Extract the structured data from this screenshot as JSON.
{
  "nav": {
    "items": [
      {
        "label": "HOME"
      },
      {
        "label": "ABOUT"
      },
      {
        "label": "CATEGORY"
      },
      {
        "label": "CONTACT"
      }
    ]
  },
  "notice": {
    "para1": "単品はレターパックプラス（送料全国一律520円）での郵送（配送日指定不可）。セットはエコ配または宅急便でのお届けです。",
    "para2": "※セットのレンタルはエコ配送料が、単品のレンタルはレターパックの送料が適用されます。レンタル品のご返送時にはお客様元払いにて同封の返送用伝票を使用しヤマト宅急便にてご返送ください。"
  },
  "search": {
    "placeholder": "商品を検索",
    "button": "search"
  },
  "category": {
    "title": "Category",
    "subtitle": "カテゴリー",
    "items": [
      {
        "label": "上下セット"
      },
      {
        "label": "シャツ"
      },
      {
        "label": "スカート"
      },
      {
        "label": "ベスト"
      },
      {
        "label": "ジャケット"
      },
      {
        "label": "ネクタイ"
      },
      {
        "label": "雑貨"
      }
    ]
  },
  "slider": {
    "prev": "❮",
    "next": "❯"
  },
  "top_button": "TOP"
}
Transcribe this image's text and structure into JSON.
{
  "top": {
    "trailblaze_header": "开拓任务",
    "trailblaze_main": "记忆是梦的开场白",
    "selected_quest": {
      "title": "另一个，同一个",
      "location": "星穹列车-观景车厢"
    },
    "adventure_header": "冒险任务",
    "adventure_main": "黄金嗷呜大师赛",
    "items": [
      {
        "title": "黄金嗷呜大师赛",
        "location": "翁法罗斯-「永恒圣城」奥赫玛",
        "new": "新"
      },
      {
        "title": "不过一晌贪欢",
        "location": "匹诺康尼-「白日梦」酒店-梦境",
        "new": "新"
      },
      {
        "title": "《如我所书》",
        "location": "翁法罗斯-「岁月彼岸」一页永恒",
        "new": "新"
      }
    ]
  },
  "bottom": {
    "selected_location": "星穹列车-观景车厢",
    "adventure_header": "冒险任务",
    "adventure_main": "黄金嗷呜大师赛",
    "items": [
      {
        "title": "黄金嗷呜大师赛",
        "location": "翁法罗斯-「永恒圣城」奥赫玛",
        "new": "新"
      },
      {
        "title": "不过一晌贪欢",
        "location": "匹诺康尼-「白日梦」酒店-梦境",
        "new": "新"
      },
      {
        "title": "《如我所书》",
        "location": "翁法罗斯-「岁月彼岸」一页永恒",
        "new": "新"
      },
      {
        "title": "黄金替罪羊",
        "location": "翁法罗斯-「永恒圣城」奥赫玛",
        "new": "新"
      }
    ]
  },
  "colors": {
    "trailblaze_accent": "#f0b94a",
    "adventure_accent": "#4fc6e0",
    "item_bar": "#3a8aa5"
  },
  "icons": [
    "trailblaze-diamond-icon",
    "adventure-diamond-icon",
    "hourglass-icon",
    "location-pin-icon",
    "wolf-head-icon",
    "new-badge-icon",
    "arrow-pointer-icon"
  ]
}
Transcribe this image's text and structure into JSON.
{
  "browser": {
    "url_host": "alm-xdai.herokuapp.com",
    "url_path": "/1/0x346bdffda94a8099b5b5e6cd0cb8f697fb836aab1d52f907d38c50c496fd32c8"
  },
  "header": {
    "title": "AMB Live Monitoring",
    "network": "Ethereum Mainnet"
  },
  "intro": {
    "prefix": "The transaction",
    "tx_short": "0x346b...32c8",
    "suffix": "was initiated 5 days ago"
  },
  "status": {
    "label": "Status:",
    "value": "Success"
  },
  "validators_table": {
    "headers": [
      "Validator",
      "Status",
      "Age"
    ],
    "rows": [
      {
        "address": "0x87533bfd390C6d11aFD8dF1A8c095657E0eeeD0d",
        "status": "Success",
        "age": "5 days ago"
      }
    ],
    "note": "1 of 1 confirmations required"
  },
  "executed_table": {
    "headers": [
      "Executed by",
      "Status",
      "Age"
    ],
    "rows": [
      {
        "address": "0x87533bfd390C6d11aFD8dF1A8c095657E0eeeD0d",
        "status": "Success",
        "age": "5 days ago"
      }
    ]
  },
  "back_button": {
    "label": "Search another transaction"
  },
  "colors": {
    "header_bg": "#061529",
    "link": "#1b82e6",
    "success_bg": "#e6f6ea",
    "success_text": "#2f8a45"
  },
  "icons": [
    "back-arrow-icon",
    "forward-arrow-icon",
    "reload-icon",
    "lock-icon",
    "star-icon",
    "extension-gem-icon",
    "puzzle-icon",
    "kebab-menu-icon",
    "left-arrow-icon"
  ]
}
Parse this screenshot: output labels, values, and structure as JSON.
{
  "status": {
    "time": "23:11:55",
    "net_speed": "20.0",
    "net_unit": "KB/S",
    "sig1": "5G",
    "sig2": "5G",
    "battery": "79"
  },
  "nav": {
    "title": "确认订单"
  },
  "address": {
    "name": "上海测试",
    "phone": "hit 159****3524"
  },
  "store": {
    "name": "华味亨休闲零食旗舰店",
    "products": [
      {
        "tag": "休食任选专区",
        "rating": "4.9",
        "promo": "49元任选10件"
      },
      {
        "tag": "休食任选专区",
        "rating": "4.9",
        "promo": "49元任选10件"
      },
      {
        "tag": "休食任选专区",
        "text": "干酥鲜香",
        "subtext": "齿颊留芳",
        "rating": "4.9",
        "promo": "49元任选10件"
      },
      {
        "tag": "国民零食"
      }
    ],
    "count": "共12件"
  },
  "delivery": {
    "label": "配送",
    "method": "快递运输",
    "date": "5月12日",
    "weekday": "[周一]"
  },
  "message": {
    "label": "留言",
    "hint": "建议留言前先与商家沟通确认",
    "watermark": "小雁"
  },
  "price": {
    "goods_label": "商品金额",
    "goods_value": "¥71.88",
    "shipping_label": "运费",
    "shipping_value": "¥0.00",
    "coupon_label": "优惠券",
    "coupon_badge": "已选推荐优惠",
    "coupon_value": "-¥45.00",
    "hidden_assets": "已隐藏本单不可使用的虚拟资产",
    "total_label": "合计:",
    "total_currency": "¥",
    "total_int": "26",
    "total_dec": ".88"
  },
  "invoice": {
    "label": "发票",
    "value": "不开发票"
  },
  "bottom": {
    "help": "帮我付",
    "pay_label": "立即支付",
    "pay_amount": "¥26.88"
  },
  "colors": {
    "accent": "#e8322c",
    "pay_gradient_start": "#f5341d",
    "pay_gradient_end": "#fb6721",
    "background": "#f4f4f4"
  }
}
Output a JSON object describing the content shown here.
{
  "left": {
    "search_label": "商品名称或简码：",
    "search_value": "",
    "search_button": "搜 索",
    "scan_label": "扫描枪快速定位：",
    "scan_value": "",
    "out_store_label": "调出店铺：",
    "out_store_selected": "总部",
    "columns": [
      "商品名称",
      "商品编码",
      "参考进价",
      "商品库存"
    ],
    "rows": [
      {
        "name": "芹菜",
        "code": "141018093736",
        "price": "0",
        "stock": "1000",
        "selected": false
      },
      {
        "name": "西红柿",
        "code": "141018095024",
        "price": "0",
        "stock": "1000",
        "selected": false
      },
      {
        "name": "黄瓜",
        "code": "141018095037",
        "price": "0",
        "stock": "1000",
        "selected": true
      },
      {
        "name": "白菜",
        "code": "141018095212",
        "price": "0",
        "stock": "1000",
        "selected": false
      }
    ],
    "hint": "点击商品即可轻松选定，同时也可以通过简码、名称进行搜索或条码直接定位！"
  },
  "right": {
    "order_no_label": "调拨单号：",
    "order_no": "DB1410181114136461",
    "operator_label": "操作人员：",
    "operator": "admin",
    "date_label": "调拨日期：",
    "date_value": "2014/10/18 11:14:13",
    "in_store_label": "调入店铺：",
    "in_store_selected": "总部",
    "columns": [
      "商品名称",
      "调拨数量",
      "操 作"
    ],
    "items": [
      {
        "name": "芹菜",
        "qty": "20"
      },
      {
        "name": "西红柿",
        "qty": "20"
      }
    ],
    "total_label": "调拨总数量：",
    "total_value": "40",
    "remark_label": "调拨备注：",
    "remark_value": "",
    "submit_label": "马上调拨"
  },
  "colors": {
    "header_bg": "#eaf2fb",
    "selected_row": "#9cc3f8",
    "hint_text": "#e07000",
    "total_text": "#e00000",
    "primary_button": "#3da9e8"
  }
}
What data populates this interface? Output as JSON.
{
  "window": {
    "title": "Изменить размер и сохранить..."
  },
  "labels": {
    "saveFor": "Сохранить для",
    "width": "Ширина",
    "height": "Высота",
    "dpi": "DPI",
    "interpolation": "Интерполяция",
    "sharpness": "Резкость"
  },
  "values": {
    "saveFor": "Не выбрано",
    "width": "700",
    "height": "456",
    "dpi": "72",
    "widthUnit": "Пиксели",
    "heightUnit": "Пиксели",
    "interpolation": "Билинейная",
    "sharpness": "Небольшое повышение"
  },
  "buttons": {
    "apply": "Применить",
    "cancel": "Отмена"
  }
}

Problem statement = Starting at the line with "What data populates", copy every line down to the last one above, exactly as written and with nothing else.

Expected answer =
What data populates this interface? Output as JSON.
{
  "window": {
    "title": "Изменить размер и сохранить..."
  },
  "labels": {
    "saveFor": "Сохранить для",
    "width": "Ширина",
    "height": "Высота",
    "dpi": "DPI",
    "interpolation": "Интерполяция",
    "sharpness": "Резкость"
  },
  "values": {
    "saveFor": "Не выбрано",
    "width": "700",
    "height": "456",
    "dpi": "72",
    "widthUnit": "Пиксели",
    "heightUnit": "Пиксели",
    "interpolation": "Билинейная",
    "sharpness": "Небольшое повышение"
  },
  "buttons": {
    "apply": "Применить",
    "cancel": "Отмена"
  }
}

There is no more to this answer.